Accounting periods are established to provide consistency and accuracy in reporting. Accrual accounting allows business users to gain a birds-eye view of the company (the ability to compare the future with the past easily is essential in decision-making). Using the accrual method of accounting, an end-to-end or all-in approach when recording income and expenses can be observed. Using this method provides relevant financial information about the organization that can be used for a wide range of financial analysis and reporting purposes essential in maintaining business objectives.

Matching Principle

In accounting, the matching principle requires that expenses are reported in the accounting period in which the expense was incurred. All associated revenue earned due to that expense is reported in the same accounting period.

The matching principle provides a framework for accounting, allowing a company to report its financial information at a particular moment in time. This principle enables the same business transactions to be reported only once, even if they both occur within the period and the subsequent period. For example, if a company purchases $1000 worth of office supplies during October and incurs another $500 in sales expenses during January, both these expenses would appear on the income statement for December.

Why Is an Accounting Period Important?

The accounting period is a period that internally tracks the status of a company’s financial obligations. Specifically, it comprises the balances of open accounts, unpaid bills, and late payments. In other words, the accounting period tracks all money owed by a company that remains unpaid at the end of each reporting period. Business owners maintain their right to request the presentation of reports and other information during that period and before and after each reporting period.

The purpose of an accounting period is to organize and allow reports and financial information to be prepared at any time to meet internal reporting deadlines. Basic financial statements are generally prepared even if no reports are produced during the period. An accounting period usually starts on the first day that a client or employee reports working for the company and ends on the last day that reports are due for the previous reporting season. In most cases, companies use an indefinite last day because it is convenient for the company and allows them time to prepare employee leaves and other documentation needed to meet reporting requirements.

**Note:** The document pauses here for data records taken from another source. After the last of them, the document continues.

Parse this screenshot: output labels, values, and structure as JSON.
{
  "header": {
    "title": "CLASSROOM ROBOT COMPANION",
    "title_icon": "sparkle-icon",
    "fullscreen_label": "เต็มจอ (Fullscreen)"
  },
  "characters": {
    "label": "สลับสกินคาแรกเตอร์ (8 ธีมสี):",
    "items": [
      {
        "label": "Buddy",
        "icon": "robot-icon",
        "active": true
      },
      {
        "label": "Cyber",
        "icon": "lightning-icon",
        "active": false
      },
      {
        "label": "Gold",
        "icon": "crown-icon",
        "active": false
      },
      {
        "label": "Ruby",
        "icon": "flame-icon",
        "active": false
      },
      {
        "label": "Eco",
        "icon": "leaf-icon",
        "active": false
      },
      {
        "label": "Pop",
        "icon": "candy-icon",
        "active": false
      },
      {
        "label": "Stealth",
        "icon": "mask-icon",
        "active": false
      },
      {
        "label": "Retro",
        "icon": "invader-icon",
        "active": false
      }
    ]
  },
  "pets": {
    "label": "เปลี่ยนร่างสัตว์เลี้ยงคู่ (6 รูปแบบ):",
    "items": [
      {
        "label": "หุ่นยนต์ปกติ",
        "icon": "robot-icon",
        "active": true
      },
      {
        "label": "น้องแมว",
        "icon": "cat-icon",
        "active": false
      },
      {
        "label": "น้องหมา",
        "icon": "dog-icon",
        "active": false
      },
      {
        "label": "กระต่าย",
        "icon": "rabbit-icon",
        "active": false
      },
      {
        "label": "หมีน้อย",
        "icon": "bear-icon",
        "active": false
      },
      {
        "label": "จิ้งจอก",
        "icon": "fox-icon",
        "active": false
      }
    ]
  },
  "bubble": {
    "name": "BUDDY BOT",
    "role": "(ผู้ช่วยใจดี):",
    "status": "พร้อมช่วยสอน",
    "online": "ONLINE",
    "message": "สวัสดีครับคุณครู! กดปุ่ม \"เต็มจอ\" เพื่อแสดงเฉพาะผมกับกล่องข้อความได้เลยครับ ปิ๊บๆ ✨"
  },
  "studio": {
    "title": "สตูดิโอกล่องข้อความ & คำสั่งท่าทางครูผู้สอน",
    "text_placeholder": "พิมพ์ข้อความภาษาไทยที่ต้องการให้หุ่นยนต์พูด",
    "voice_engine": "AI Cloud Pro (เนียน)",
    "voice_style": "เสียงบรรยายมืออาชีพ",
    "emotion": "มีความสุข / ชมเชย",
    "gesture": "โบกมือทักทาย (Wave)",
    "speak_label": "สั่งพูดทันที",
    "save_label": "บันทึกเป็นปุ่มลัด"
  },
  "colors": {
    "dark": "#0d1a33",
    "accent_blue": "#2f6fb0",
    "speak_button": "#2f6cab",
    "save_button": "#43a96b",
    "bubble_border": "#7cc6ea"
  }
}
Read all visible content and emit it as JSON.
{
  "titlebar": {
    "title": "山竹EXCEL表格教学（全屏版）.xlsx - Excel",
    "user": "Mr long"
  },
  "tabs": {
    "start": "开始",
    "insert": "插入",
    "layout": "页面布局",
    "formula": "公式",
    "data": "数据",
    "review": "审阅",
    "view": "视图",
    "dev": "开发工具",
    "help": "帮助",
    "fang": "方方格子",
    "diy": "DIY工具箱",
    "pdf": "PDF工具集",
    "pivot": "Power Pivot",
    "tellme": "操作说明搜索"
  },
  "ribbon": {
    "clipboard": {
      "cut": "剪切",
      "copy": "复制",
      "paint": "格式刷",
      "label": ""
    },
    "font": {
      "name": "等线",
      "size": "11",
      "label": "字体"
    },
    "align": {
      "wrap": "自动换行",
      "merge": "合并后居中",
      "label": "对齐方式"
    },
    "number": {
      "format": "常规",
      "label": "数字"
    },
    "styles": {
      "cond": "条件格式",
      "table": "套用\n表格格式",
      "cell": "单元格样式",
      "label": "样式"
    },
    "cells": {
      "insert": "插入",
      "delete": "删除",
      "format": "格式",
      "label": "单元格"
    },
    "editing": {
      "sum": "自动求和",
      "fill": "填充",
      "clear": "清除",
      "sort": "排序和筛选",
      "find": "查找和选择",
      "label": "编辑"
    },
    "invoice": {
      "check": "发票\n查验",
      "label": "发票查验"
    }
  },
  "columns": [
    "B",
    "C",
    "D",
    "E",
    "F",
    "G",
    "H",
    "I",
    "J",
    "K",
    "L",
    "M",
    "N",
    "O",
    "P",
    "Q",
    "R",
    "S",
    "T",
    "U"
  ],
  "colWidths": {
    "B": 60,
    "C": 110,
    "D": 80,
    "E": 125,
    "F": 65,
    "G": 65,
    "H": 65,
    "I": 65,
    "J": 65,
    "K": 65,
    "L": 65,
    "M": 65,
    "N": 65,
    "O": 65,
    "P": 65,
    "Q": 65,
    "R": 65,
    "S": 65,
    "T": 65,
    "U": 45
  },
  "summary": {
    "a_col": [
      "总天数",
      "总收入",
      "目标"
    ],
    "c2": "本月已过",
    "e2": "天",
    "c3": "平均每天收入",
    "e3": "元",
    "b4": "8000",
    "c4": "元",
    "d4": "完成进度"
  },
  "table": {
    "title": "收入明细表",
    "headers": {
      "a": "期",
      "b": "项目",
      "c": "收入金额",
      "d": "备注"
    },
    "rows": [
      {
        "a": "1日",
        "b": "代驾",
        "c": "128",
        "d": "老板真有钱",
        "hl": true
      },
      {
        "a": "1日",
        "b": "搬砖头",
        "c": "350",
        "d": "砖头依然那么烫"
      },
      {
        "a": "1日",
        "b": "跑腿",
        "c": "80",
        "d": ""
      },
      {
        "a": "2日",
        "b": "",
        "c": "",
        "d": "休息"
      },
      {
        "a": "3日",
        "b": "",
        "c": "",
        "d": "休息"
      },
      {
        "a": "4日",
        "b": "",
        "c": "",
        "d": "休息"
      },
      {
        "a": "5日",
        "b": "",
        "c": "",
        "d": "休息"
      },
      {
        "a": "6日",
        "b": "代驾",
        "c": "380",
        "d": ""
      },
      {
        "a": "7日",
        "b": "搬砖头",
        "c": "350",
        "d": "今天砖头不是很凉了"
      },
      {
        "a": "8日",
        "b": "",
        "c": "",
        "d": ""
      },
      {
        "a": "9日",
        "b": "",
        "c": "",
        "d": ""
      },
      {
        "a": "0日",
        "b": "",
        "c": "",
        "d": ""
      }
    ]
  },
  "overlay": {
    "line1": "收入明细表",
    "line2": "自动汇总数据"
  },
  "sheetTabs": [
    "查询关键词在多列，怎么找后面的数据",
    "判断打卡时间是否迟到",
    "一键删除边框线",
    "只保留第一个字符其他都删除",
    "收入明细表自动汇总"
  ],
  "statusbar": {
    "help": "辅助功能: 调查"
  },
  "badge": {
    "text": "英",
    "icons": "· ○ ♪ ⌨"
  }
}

Business accounting periods are not only important for understanding how your company is doing but are also used by government agencies to track financial trends across an entire industry. An accounting period can vary depending on whether or not taxes and financial information are being collected from individual businesses. Some even create different accounting periods for different industries based on the type of industry it falls under.